--- Task item ---
Copy the records below exactly, leaving out every picture.

Entries provided Block Start

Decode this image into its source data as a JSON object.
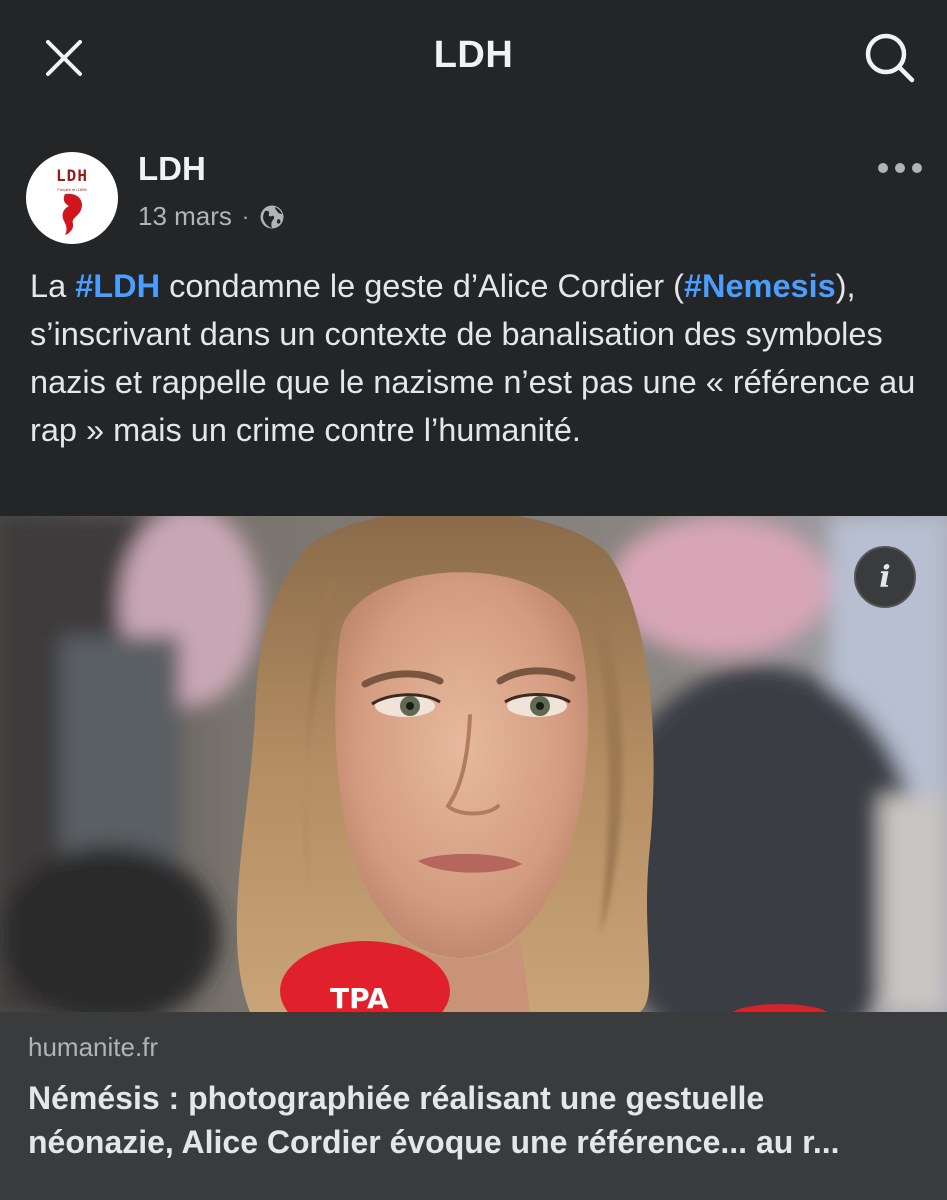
{
  "topbar": {
    "title": "LDH",
    "close_icon": "close-icon",
    "search_icon": "search-icon"
  },
  "post": {
    "author": "LDH",
    "avatar_text": "LDH",
    "avatar_subtext": "Fondée en 1898",
    "date": "13 mars",
    "separator": "·",
    "privacy_icon": "globe-icon",
    "more_icon": "more-horizontal-icon",
    "text": {
      "p1": "La ",
      "hashtag1": "#LDH",
      "p2": " condamne le geste d’Alice Cordier (",
      "hashtag2": "#Nemesis",
      "p3": "), s’inscrivant dans un contexte de banalisation des symboles nazis et rappelle que le nazisme n’est pas une « référence au rap » mais un crime contre l’humanité."
    }
  },
  "link_preview": {
    "image_alt": "Photo of a woman speaking to reporters in front of microphones",
    "info_icon": "info-icon",
    "info_label": "i",
    "domain": "humanite.fr",
    "headline_line1": "Némésis : photographiée réalisant une gestuelle",
    "headline_line2": "néonazie, Alice Cordier évoque une référence... au r..."
  },
  "colors": {
    "background": "#242526",
    "card": "#3a3b3c",
    "hashtag": "#4a9eff",
    "text": "#e4e6eb",
    "muted": "#b0b3b8"
  }
}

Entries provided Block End

--- Solution below ---
Decode this image into its source data as a JSON object.
{
  "topbar": {
    "title": "LDH",
    "close_icon": "close-icon",
    "search_icon": "search-icon"
  },
  "post": {
    "author": "LDH",
    "avatar_text": "LDH",
    "avatar_subtext": "Fondée en 1898",
    "date": "13 mars",
    "separator": "·",
    "privacy_icon": "globe-icon",
    "more_icon": "more-horizontal-icon",
    "text": {
      "p1": "La ",
      "hashtag1": "#LDH",
      "p2": " condamne le geste d’Alice Cordier (",
      "hashtag2": "#Nemesis",
      "p3": "), s’inscrivant dans un contexte de banalisation des symboles nazis et rappelle que le nazisme n’est pas une « référence au rap » mais un crime contre l’humanité."
    }
  },
  "link_preview": {
    "image_alt": "Photo of a woman speaking to reporters in front of microphones",
    "info_icon": "info-icon",
    "info_label": "i",
    "domain": "humanite.fr",
    "headline_line1": "Némésis : photographiée réalisant une gestuelle",
    "headline_line2": "néonazie, Alice Cordier évoque une référence... au r..."
  },
  "colors": {
    "background": "#242526",
    "card": "#3a3b3c",
    "hashtag": "#4a9eff",
    "text": "#e4e6eb",
    "muted": "#b0b3b8"
  }
}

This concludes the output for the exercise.